• _Brief_
Search the records for the string "your" and return each line that has it.

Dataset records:

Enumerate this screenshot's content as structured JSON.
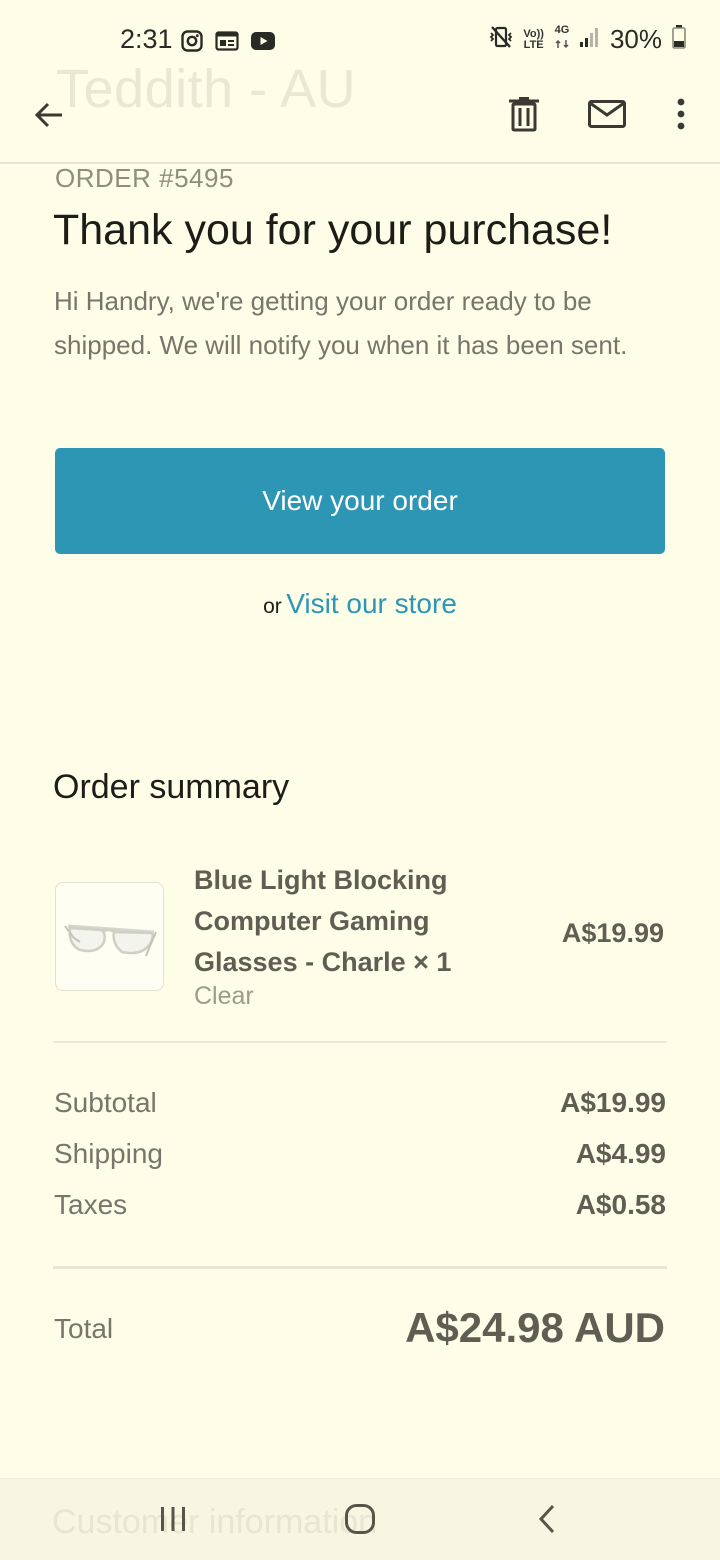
{
  "status_bar": {
    "time": "2:31",
    "battery": "30%",
    "left_icons": [
      "instagram-icon",
      "news-icon",
      "youtube-icon"
    ],
    "right_icons": [
      "mute-vibrate-icon",
      "volte-icon",
      "4g-data-icon",
      "signal-icon",
      "battery-icon"
    ],
    "volte_label_top": "Vo))",
    "volte_label_bottom": "LTE",
    "data_label": "4G"
  },
  "header": {
    "ghost_title": "Teddith - AU",
    "actions": [
      "back-icon",
      "delete-icon",
      "mark-unread-icon",
      "more-options-icon"
    ]
  },
  "email": {
    "order_number": "ORDER #5495",
    "headline": "Thank you for your purchase!",
    "intro": "Hi Handry, we're getting your order ready to be shipped. We will notify you when it has been sent.",
    "view_order_label": "View your order",
    "or_text": "or",
    "visit_store_label": "Visit our store",
    "accent_color": "#2e96b5"
  },
  "summary": {
    "title": "Order summary",
    "item": {
      "name": "Blue Light Blocking Computer Gaming Glasses - Charle × 1",
      "variant": "Clear",
      "price": "A$19.99",
      "thumbnail_icon": "glasses-icon"
    },
    "costs": [
      {
        "label": "Subtotal",
        "value": "A$19.99"
      },
      {
        "label": "Shipping",
        "value": "A$4.99"
      },
      {
        "label": "Taxes",
        "value": "A$0.58"
      }
    ],
    "total_label": "Total",
    "total_value": "A$24.98 AUD"
  },
  "nav_bar": {
    "ghost_text": "Customer information",
    "buttons": [
      "recents-icon",
      "home-icon",
      "nav-back-icon"
    ]
  }
}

• _Reply to the task_
    "headline": "Thank you for your purchase!",
    "intro": "Hi Handry, we're getting your order ready to be shipped. We will notify you when it has been sent.",
    "view_order_label": "View your order",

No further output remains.